35 How is electrical energy determined? Electrical energy is a measure of the amount of power used and the time of use.Electrical energy is the product of the power and the time.Example problem:E = P X timeP = I VP = (2A) (120 V) = 240 WE = (240 W) (4 h) = 960Wh = 0.96 kWh
36 What is magnetism?Magnetism is the properties and interactions of magnetsThe earliest magnets were found naturally in the mineral magnetite which is abundant the rock-type lodestone. These magnets were used by the ancient peoples as compasses to guide sailing vessels.Magnets produce magnetic forces and have magnetic field lines
37 Magnets have two ends or poles, called north and south poles Magnets have two ends or poles, called north and south poles. At the poles of a magnet, the magnetic field lines are closer together.Unlike poles of magnets attract each other and like poles of magnets repel.
38 The earth is like a giant magnet! The nickel iron core of the earth gives the earth a magnetic field much like a bar magnet.
39 What are magnetic domains? Magnetic substances like iron, cobalt, and nickel are composed of small areas where the groups of atoms are aligned like the poles of a magnet. These regions are called domains. All of the domains of a magnetic substance tend to align themselves in the same direction when placed in a magnetic field. These domains are typically composed of billions of atoms.
40 Electricity and Magnetism – how are they related? When an electric current passes through a wire a magnetic field is formed.
41 What is an electromagnet? When an electric current is passed through a coil of wire wrapped around a metal core, a very strong magnetic field is produced. This is called an electromagnet.
42 What is a galvanometer?A galvanometer is an electromagnet that interacts with a permanent magnet. The stronger the electric current passing through the electromagnet, the more is interacts with the permanent magnet.Galvanometers are used as gauges in cars and many other applications.The greater the current passing through the wires, the stronger the galvanometer interacts with the permanent magnet.
43 What are electric motors? An electric motor is a device which changes electrical energy into mechanical energy.
44 How does an electric motor work? Go to the next slide
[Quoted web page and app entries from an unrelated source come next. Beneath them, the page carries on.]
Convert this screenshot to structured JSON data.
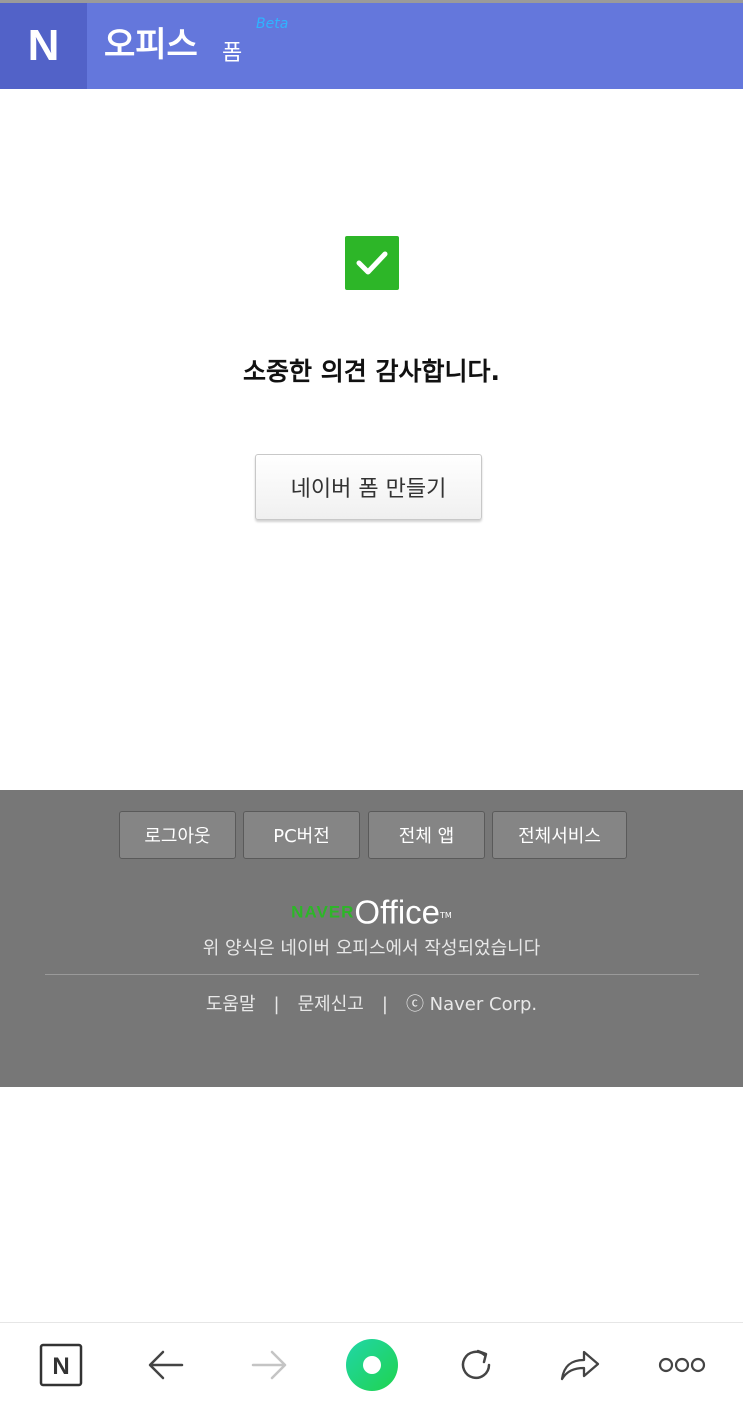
{
  "header": {
    "logo_letter": "N",
    "title": "오피스",
    "subtitle": "폼",
    "badge": "Beta",
    "colors": {
      "bar": "#6477dc",
      "logo_block": "#5262c8",
      "badge": "#2fb3ff"
    }
  },
  "main": {
    "check_icon": "checkmark-icon",
    "message": "소중한 의견 감사합니다.",
    "create_button": "네이버 폼 만들기",
    "accent": "#2db628"
  },
  "footer": {
    "buttons": [
      "로그아웃",
      "PC버전",
      "전체 앱",
      "전체서비스"
    ],
    "brand_naver": "NAVER",
    "brand_office": "Office",
    "brand_tm": "TM",
    "made_with": "위 양식은 네이버 오피스에서 작성되었습니다",
    "links": [
      "도움말",
      "문제신고",
      "ⓒ Naver Corp."
    ],
    "separator": "|",
    "background": "#777777"
  },
  "browser_nav": {
    "items": [
      "naver-home-icon",
      "back-arrow-icon",
      "forward-arrow-icon",
      "green-dot-icon",
      "refresh-icon",
      "share-icon",
      "more-icon"
    ],
    "home_letter": "N"
  }
}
46 Carefully study the next diagrams: We have seen how electricity can produce a magnetic field, but a magnetic field can also produce electricity! How?What is electromagnetic induction?Moving a loop of wire through a magnetic field produces an electric current. This is electromagnetic induction.A generator is used to convert mechanical energy into electrical energy by electromagnetic induction.Carefully study the next diagrams:
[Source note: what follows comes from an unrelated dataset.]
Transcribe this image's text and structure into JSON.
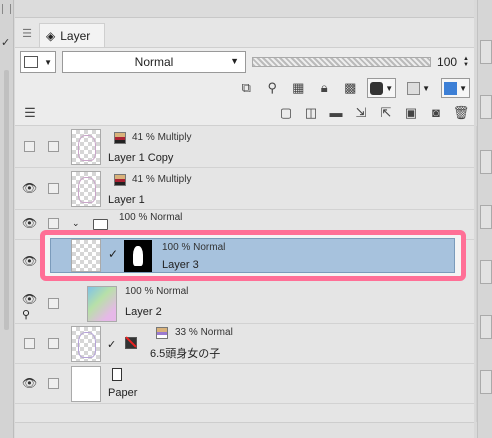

48 Direct current versus alternating current – AC vs DC : What’s the difference?Direct current is electrical current which comes from a battery which supplies a constant flow of electricity in one direction.Alternating current is electrical current which comes from a generator. As the electromagnet is rotated in the permanent magnet the direction of the current alternates once for every revolution.Go to this website and click the button for DC then for AC to visually see the difference between the two.You can see that the DC source is a battery – current flows in one direction. The AC source is the generator and the current alternates once for each revolution.